(Available data begins)

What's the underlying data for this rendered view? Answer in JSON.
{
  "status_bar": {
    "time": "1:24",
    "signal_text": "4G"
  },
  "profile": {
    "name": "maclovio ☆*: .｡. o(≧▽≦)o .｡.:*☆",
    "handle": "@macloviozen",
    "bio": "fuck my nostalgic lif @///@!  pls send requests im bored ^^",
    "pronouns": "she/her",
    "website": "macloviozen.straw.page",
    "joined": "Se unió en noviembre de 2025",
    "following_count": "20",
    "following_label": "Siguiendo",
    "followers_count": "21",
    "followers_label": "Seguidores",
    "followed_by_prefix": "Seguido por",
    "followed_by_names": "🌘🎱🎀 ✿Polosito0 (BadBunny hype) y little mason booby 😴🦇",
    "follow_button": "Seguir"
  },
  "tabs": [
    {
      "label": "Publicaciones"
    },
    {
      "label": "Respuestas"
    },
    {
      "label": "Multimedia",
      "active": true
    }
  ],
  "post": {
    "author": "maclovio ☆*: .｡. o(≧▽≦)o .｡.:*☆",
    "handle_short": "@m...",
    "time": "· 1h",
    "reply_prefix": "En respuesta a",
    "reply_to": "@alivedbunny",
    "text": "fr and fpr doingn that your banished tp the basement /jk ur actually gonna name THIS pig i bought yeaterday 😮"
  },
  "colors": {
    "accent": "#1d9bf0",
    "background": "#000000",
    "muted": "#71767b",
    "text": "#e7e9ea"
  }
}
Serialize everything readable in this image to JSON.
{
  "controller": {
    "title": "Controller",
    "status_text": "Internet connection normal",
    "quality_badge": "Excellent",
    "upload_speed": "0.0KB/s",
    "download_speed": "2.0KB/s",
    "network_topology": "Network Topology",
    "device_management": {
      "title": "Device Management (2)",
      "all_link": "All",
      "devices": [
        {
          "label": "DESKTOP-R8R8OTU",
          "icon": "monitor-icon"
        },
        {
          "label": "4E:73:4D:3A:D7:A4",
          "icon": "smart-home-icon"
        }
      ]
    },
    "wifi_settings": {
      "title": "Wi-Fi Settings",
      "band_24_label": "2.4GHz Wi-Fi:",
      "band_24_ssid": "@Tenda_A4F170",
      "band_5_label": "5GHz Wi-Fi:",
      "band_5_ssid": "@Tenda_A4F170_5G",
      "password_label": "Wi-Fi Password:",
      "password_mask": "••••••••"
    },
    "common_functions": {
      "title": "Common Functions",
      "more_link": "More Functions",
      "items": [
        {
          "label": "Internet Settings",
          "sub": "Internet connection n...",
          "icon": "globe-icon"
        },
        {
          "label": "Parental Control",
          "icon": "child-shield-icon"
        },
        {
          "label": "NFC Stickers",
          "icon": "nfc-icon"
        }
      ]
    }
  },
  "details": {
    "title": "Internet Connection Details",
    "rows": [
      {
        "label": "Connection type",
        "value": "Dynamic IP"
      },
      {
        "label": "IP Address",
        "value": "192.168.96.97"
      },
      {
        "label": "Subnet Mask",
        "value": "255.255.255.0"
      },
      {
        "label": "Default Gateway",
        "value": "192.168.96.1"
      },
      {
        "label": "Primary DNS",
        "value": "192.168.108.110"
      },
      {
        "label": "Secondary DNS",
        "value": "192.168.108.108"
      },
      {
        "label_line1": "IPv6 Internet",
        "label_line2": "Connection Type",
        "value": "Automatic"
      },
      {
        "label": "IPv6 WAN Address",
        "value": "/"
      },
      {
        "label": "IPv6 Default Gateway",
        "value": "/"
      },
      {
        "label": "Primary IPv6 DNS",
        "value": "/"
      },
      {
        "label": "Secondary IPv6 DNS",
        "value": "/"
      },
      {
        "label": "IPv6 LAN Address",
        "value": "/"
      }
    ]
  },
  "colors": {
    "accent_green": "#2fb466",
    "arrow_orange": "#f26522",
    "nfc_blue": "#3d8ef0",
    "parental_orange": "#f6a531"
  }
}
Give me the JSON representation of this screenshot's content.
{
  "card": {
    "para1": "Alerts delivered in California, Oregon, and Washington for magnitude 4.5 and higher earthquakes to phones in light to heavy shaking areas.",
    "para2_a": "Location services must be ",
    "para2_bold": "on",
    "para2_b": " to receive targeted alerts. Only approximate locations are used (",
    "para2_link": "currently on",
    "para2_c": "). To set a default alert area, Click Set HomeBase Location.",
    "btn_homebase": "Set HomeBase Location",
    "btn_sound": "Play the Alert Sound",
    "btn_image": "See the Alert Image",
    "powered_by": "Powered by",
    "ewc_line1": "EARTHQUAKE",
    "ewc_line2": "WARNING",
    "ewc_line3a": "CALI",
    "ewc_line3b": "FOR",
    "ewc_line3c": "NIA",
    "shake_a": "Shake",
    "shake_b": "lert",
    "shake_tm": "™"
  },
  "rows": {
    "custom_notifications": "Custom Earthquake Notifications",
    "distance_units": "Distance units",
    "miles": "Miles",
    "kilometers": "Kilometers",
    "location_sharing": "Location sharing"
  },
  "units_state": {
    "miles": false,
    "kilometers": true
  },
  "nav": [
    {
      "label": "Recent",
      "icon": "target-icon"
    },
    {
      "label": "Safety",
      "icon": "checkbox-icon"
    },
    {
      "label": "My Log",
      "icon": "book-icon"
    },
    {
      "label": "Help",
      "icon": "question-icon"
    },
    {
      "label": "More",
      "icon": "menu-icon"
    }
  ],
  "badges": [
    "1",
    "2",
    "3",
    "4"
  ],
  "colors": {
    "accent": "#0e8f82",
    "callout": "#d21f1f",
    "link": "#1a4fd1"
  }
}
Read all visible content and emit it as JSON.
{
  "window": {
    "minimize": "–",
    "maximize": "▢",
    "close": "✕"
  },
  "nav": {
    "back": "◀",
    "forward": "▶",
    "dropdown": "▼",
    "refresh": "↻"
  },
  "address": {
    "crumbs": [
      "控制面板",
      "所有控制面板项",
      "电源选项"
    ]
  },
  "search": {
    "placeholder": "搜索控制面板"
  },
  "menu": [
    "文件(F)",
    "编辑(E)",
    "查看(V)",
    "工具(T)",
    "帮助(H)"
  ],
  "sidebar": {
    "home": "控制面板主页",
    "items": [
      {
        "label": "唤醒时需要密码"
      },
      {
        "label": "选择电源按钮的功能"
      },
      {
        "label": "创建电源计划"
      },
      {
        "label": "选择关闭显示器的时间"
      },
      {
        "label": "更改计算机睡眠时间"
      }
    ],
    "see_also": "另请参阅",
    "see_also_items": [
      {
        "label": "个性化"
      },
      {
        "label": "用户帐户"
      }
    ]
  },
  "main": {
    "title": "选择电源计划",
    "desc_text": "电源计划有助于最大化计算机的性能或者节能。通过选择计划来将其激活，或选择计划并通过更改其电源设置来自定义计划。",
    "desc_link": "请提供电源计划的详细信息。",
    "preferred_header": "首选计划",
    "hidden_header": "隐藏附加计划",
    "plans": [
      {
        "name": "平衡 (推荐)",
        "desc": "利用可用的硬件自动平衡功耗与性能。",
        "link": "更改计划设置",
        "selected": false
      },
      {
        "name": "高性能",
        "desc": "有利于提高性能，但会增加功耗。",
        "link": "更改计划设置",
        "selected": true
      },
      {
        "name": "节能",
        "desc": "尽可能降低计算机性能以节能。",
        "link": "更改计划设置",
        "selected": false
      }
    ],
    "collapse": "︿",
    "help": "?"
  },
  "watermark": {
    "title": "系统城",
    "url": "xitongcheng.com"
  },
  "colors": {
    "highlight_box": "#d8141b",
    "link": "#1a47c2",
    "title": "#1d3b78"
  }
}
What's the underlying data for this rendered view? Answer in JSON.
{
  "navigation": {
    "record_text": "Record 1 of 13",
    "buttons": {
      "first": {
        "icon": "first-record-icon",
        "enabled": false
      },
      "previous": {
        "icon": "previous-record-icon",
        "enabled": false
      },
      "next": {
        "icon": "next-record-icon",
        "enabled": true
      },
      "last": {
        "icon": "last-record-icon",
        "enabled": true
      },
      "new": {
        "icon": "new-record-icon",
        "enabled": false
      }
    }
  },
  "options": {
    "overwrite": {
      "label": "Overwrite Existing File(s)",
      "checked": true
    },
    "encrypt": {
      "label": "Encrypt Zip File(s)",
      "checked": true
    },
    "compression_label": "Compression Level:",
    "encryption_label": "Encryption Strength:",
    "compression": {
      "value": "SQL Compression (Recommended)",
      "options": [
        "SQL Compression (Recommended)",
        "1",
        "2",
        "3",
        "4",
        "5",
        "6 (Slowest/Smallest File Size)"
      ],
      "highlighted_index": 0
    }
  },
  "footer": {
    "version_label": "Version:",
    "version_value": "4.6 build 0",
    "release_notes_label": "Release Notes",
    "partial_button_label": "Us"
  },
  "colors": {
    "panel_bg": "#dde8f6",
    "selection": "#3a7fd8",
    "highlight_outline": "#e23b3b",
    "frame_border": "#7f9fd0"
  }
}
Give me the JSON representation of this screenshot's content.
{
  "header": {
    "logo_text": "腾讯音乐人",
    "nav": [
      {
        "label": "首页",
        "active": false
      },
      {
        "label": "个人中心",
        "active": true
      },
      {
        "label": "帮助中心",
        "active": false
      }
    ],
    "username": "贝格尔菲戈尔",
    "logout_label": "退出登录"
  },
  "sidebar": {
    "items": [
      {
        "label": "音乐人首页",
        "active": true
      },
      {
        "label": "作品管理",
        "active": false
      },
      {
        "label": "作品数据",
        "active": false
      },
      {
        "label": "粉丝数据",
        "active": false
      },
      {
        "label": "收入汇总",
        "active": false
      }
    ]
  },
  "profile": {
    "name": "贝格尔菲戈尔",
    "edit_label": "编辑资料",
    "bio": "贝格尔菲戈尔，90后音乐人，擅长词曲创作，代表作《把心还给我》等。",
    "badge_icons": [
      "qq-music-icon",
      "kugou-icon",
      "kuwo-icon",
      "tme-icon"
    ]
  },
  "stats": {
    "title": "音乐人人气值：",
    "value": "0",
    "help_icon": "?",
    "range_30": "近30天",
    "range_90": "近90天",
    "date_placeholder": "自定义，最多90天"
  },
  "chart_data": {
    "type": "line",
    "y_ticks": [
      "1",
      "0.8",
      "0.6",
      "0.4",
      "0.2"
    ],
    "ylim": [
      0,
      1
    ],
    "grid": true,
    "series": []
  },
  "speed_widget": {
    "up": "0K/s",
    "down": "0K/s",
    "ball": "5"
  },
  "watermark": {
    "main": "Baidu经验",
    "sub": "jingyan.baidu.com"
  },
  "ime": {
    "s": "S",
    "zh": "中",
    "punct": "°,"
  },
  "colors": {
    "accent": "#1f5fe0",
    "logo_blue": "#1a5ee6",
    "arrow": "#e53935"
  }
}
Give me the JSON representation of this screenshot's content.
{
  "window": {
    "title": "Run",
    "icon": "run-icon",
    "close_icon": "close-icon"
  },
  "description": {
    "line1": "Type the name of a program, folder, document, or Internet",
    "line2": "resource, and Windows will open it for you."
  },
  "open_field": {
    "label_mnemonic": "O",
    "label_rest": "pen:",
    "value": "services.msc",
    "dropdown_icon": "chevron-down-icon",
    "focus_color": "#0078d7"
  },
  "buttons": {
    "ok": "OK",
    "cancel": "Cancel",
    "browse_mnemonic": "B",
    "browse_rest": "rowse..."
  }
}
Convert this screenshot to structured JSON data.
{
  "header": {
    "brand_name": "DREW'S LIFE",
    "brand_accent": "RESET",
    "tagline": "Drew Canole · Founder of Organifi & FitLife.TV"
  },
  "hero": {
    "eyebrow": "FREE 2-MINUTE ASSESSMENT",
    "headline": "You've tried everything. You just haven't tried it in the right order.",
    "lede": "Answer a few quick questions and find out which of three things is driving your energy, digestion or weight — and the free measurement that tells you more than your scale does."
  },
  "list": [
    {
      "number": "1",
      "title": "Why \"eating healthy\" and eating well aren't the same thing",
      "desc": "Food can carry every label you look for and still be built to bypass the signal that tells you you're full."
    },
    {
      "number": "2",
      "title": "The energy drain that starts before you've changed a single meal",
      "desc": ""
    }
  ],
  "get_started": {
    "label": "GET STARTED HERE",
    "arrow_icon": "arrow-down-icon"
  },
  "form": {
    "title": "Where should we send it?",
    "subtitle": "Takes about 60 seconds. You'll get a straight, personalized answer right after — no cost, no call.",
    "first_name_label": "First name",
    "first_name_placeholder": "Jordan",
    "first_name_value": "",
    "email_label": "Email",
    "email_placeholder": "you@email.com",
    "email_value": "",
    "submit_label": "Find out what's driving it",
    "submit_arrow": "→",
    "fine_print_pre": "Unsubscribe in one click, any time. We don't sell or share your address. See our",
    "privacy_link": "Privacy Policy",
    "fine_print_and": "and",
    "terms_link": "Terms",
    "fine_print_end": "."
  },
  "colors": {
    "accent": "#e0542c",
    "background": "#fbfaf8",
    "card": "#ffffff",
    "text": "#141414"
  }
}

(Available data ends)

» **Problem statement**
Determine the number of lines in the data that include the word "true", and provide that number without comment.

» **Result of this task**
10